+(9) Qualified appropriateness regret, even without fault.
(i) X's claim is a pure social claim, or
(ii) Y's doing alpha either
(a) itself would be Y's committing trespass on X, or causing X harm [of the three relevant kinds] or non-belief-mediated distress, or
(b) is a means by which Y would be committing trespass on X, or causing X harm [of the three relevant kinds] or non-belief-mediated distress.
The natural claims are all those listed in section (ii).
THOMSON'S THREE NATURAL CLAIMS
What is first property?
Can there be trespass without harm?
II. Chap. 10: Claims Against Being Caused Distress
What kind of distress is there a natural claim against?
What kind of distress is there no natural claim against? Why not? The subjective element.
The Distress Thesis should be called the NBM Distress Thesis.
III. Chap. 9: Claims Against Certain Kinds of Harm
The Harm Thesis
Why not a claim against harms caused by the fault of another? Thomson's objective ought.
Which kinds of harm are included?
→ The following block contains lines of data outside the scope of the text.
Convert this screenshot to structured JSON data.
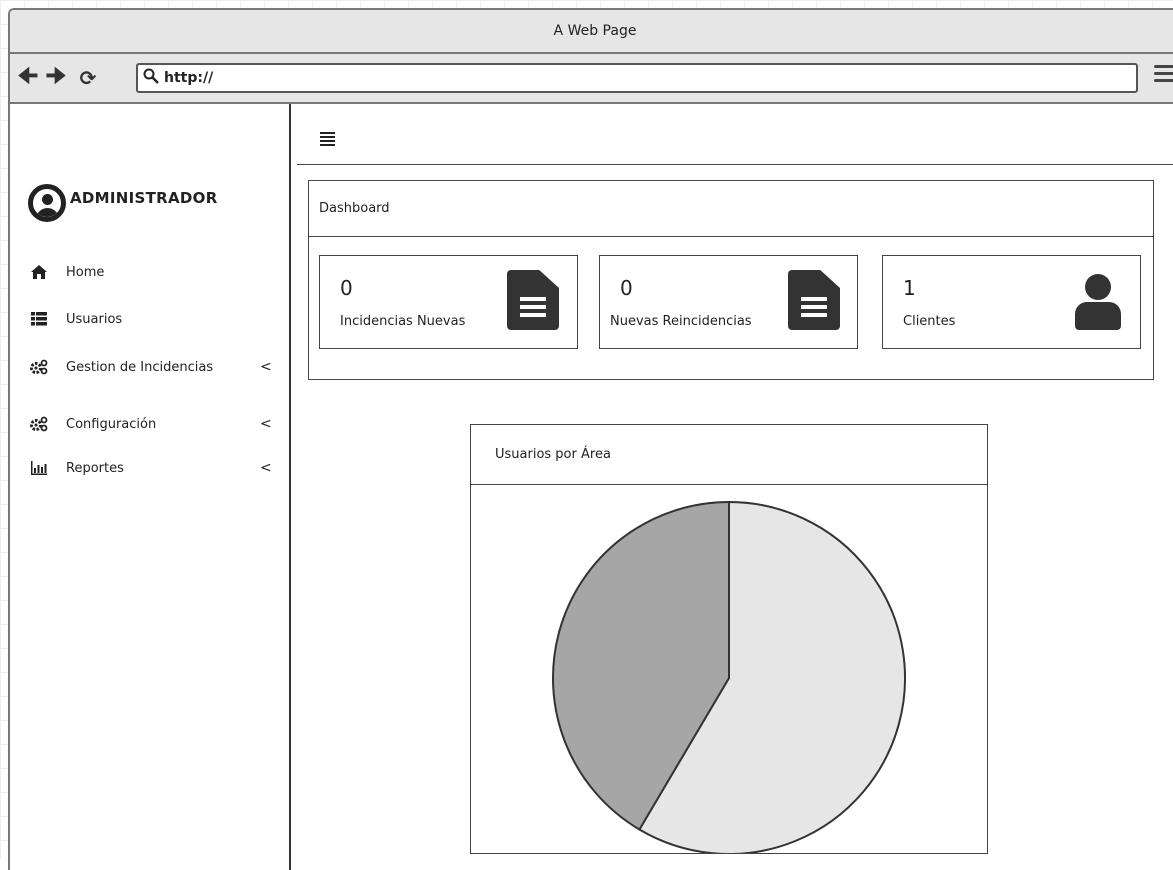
{
  "window": {
    "title": "A Web Page"
  },
  "browser": {
    "back_icon": "arrow-left-icon",
    "forward_icon": "arrow-right-icon",
    "reload_icon": "reload-icon",
    "url": "http://",
    "menu_icon": "hamburger-icon"
  },
  "sidebar": {
    "user_name": "ADMINISTRADOR",
    "items": [
      {
        "label": "Home",
        "icon": "home-icon",
        "caret": ""
      },
      {
        "label": "Usuarios",
        "icon": "list-icon",
        "caret": ""
      },
      {
        "label": "Gestion de Incidencias",
        "icon": "gears-icon",
        "caret": "<"
      },
      {
        "label": "Configuración",
        "icon": "gears-icon",
        "caret": "<"
      },
      {
        "label": "Reportes",
        "icon": "bar-chart-icon",
        "caret": "<"
      }
    ]
  },
  "dashboard": {
    "title": "Dashboard",
    "cards": [
      {
        "count": "0",
        "label": "Incidencias Nuevas",
        "icon": "document-icon"
      },
      {
        "count": "0",
        "label": "Nuevas Reincidencias",
        "icon": "document-icon"
      },
      {
        "count": "1",
        "label": "Clientes",
        "icon": "user-icon"
      }
    ]
  },
  "chart_panel": {
    "title": "Usuarios por Área"
  },
  "chart_data": {
    "type": "pie",
    "title": "Usuarios por Área",
    "slices": [
      {
        "value": 58.5,
        "color": "#e6e6e6"
      },
      {
        "value": 41.5,
        "color": "#a6a6a6"
      }
    ]
  },
  "colors": {
    "sidebar_border": "#333333",
    "chrome_bg": "#e6e6e6",
    "icon_dark": "#333333"
  }
}
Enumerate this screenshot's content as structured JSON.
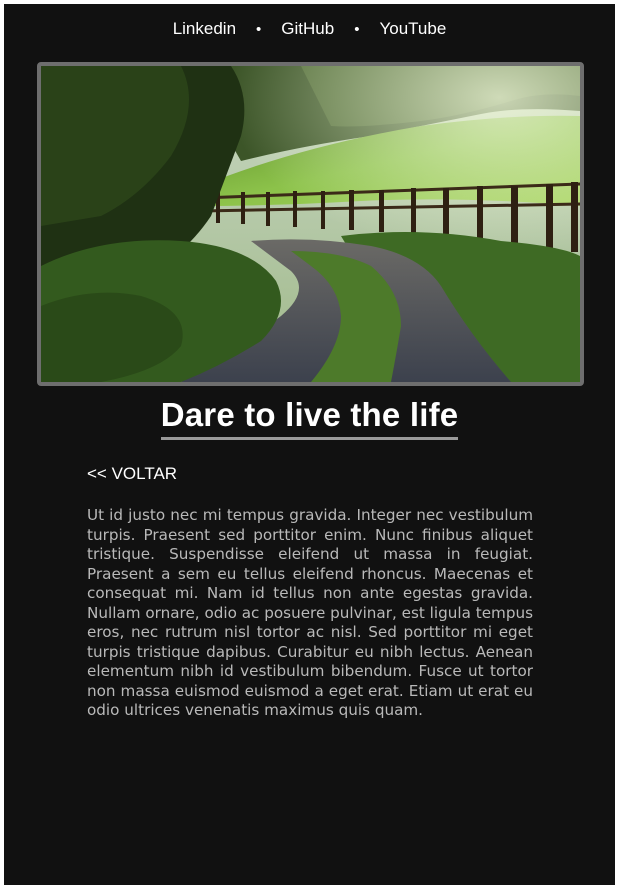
{
  "nav": {
    "links": [
      {
        "label": "Linkedin"
      },
      {
        "label": "GitHub"
      },
      {
        "label": "YouTube"
      }
    ],
    "separator": "•"
  },
  "hero": {
    "image_subject": "country path with wooden fence and green field",
    "colors": {
      "field": "#7db33c",
      "trees": "#2a3d1a",
      "path": "#4a4e58"
    }
  },
  "article": {
    "title": "Dare to live the life",
    "back_label": "<< VOLTAR",
    "body": "Ut id justo nec mi tempus gravida. Integer nec vestibulum turpis. Praesent sed porttitor enim. Nunc finibus aliquet tristique. Suspendisse eleifend ut massa in feugiat. Praesent a sem eu tellus eleifend rhoncus. Maecenas et consequat mi. Nam id tellus non ante egestas gravida. Nullam ornare, odio ac posuere pulvinar, est ligula tempus eros, nec rutrum nisl tortor ac nisl. Sed porttitor mi eget turpis tristique dapibus. Curabitur eu nibh lectus. Aenean elementum nibh id vestibulum bibendum. Fusce ut tortor non massa euismod euismod a eget erat. Etiam ut erat eu odio ultrices venenatis maximus quis quam."
  },
  "theme": {
    "background": "#111111",
    "text": "#ffffff",
    "body_text": "#b9b9b9",
    "border": "#6e6e6e"
  }
}
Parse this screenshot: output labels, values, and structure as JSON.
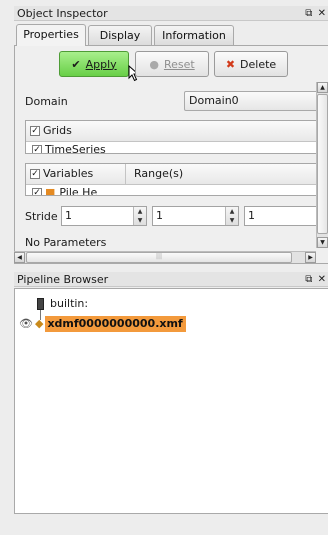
{
  "object_inspector": {
    "title": "Object Inspector",
    "dock_buttons": "̅×",
    "tabs": [
      {
        "label": "Properties"
      },
      {
        "label": "Display"
      },
      {
        "label": "Information"
      }
    ],
    "buttons": {
      "apply": "Apply",
      "reset": "Reset",
      "delete": "Delete"
    },
    "domain_label": "Domain",
    "domain_value": "Domain0",
    "grids": {
      "header": "Grids",
      "items": [
        "TimeSeries"
      ]
    },
    "variables": {
      "header": "Variables",
      "ranges_header": "Range(s)",
      "items": [
        "Pile He"
      ]
    },
    "stride_label": "Stride",
    "stride_values": [
      "1",
      "1",
      "1"
    ],
    "no_parameters": "No Parameters"
  },
  "pipeline_browser": {
    "title": "Pipeline Browser",
    "items": [
      {
        "label": "builtin:"
      },
      {
        "label": "xdmf0000000000.xmf"
      }
    ]
  },
  "colors": {
    "apply_green": "#68cf47",
    "selection_orange": "#f39a3c"
  }
}
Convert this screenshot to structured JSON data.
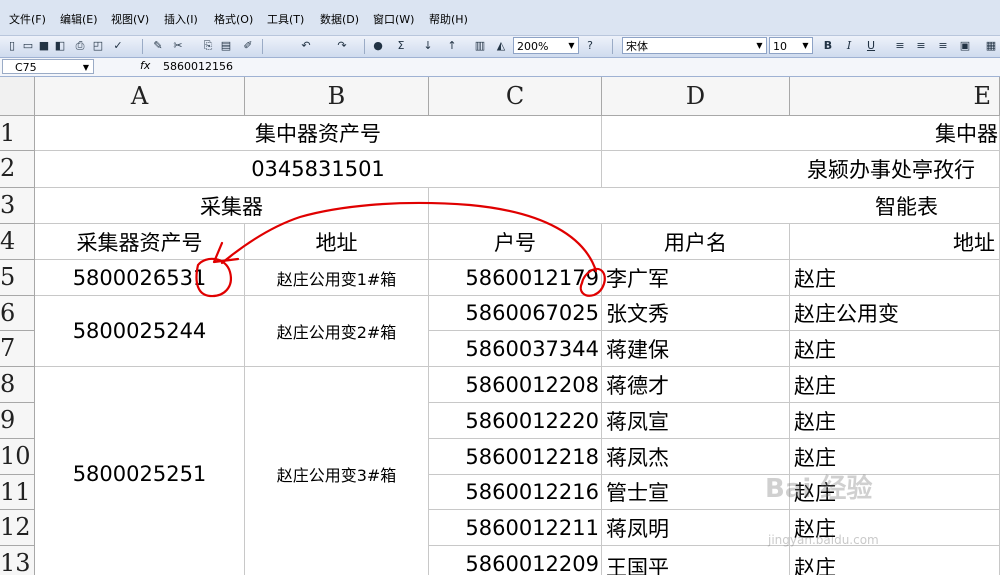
{
  "menu": [
    "文件(F)",
    "编辑(E)",
    "视图(V)",
    "插入(I)",
    "格式(O)",
    "工具(T)",
    "数据(D)",
    "窗口(W)",
    "帮助(H)"
  ],
  "toolbar": {
    "zoom": "200%",
    "font": "宋体",
    "font_size": "10",
    "bold": "B",
    "italic": "I",
    "underline": "U",
    "sum": "Σ"
  },
  "formula_bar": {
    "name_box": "C75",
    "fx": "fx",
    "content": "5860012156"
  },
  "columns": [
    "A",
    "B",
    "C",
    "D",
    "E"
  ],
  "rows": [
    "1",
    "2",
    "3",
    "4",
    "5",
    "6",
    "7",
    "8",
    "9",
    "10",
    "11",
    "12",
    "13"
  ],
  "sheet": {
    "r1_left": "集中器资产号",
    "r1_right": "集中器",
    "r2_left": "0345831501",
    "r2_right": "泉颍办事处亭孜行",
    "r3_left": "采集器",
    "r3_right": "智能表",
    "hdr_a": "采集器资产号",
    "hdr_b": "地址",
    "hdr_c": "户号",
    "hdr_d": "用户名",
    "hdr_e": "地址",
    "groups": [
      {
        "a": "5800026531",
        "b": "赵庄公用变1#箱"
      },
      {
        "a": "5800025244",
        "b": "赵庄公用变2#箱"
      },
      {
        "a": "5800025251",
        "b": "赵庄公用变3#箱"
      }
    ],
    "meters": [
      {
        "c": "5860012179",
        "d": "李广军",
        "e": "赵庄"
      },
      {
        "c": "5860067025",
        "d": "张文秀",
        "e": "赵庄公用变"
      },
      {
        "c": "5860037344",
        "d": "蒋建保",
        "e": "赵庄"
      },
      {
        "c": "5860012208",
        "d": "蒋德才",
        "e": "赵庄"
      },
      {
        "c": "5860012220",
        "d": "蒋凤宣",
        "e": "赵庄"
      },
      {
        "c": "5860012218",
        "d": "蒋凤杰",
        "e": "赵庄"
      },
      {
        "c": "5860012216",
        "d": "管士宣",
        "e": "赵庄"
      },
      {
        "c": "5860012211",
        "d": "蒋凤明",
        "e": "赵庄"
      },
      {
        "c": "5860012209",
        "d": "王国平",
        "e": "赵庄"
      }
    ]
  },
  "watermark": {
    "main": "Bai 经验",
    "sub": "jingyan.baidu.com"
  },
  "annotation_color": "#e00000"
}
Which kinds of harm are excluded?
Is there a claim against the risk of harm?
The Risk Thesis
The High Risk Thesis
Simple ought-not vs. a claim
Is there a claim against the threat of harm (i.e., coercion)?
Is there a claim against attempted harm-causing?
Is there a claim to be saved?
In all these cases, Thomson finds a simple-ought, but no claim.
Ceasing to Have Rights
Forfeiture: Self- and other-defense and deterrence.
(What about punishment?)
Forfeiture without Fault
What is the source of social claims?
(a)The Libertarian Thesis
(b) Hypothetical Consent
The Tradeoff Idea